Mikami, 2012)。これらの研究の対象は、英語圏に住む人々や日本の教育機関で英語を学んでい る人々である。しかし、留学経験がある人々を対象にした研究は少なく、留学経験が日本人学生 の英語学習の動機づけにどのような影響を与えるのかについての研究は多くはない（Fujiwara, 2007）。留学は英語学習の肯定的な影響につながると考えられており、言語学習のための留学経 験は、外国語教育において重要な研究課題となってきている（Hernandez, 2010）。
本論は、留学経験が学生の英語学習に対する意志と留学に対する考えに影響を与えるのかに ついて調べたものである。本研究の被験者は、84名の東京女子大学の学生で、動機づけのアン ケートと留学に対する考えのアンケートの二種類のアンケートに回答した。分析の結果、20名 は以前に留学をしたことがあり、64名は留学をしたことがなかった。留学経験のある学生は、留 学経験のない学生よりも英語を学ぶ意欲が高いように思われた。
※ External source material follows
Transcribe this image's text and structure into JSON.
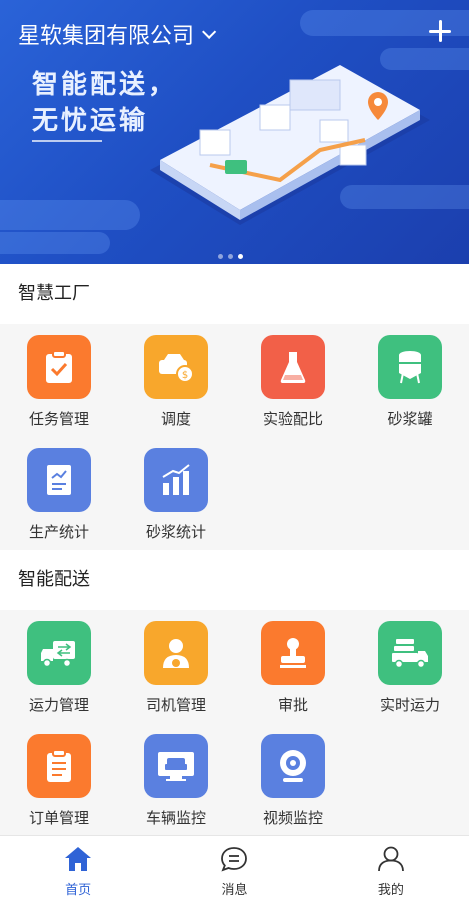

しかし、 つに分類されたカ テゴリー（理想自己、義務自己、英語学習経験、意図的な努力）において両方の学生の間に大き な差はなかった。留学に対する考えのアンケートでは、留学経験のない学生の方が英語力の向 上において期待が大きく、留学経験のある学生よりも留学は効果的だと考えていることが分かっ た。一方で、留学経験のあるほとんどの学生は留学が楽しかったと答えたが、数名の学生は想像 していたよりも留学はあまり有益でなかったと考えているようである。